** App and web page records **
· · ·
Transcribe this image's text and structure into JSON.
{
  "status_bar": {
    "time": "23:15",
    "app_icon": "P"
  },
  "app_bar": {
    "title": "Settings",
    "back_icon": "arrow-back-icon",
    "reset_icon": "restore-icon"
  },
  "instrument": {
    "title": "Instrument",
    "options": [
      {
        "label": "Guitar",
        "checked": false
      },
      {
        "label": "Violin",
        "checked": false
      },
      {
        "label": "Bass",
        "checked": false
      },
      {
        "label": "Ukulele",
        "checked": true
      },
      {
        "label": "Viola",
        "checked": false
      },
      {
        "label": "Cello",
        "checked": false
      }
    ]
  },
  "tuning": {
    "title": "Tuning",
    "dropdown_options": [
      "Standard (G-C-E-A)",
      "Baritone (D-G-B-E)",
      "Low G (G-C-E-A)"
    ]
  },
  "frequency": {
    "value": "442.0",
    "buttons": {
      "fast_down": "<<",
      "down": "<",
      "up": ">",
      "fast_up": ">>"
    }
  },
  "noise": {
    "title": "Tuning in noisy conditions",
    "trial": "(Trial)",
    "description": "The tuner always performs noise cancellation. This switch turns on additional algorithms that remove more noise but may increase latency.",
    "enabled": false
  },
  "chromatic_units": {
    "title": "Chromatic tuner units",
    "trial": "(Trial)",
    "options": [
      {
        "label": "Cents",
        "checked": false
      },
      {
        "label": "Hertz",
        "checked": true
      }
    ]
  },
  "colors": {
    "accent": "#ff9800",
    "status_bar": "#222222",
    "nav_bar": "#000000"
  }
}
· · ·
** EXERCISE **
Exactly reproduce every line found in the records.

** SOLUTION FOR THIS PROBLEM **
Transcribe this image's text and structure into JSON.
{
  "status_bar": {
    "time": "23:15",
    "app_icon": "P"
  },
  "app_bar": {
    "title": "Settings",
    "back_icon": "arrow-back-icon",
    "reset_icon": "restore-icon"
  },
  "instrument": {
    "title": "Instrument",
    "options": [
      {
        "label": "Guitar",
        "checked": false
      },
      {
        "label": "Violin",
        "checked": false
      },
      {
        "label": "Bass",
        "checked": false
      },
      {
        "label": "Ukulele",
        "checked": true
      },
      {
        "label": "Viola",
        "checked": false
      },
      {
        "label": "Cello",
        "checked": false
      }
    ]
  },
  "tuning": {
    "title": "Tuning",
    "dropdown_options": [
      "Standard (G-C-E-A)",
      "Baritone (D-G-B-E)",
      "Low G (G-C-E-A)"
    ]
  },
  "frequency": {
    "value": "442.0",
    "buttons": {
      "fast_down": "<<",
      "down": "<",
      "up": ">",
      "fast_up": ">>"
    }
  },
  "noise": {
    "title": "Tuning in noisy conditions",
    "trial": "(Trial)",
    "description": "The tuner always performs noise cancellation. This switch turns on additional algorithms that remove more noise but may increase latency.",
    "enabled": false
  },
  "chromatic_units": {
    "title": "Chromatic tuner units",
    "trial": "(Trial)",
    "options": [
      {
        "label": "Cents",
        "checked": false
      },
      {
        "label": "Hertz",
        "checked": true
      }
    ]
  },
  "colors": {
    "accent": "#ff9800",
    "status_bar": "#222222",
    "nav_bar": "#000000"
  }
}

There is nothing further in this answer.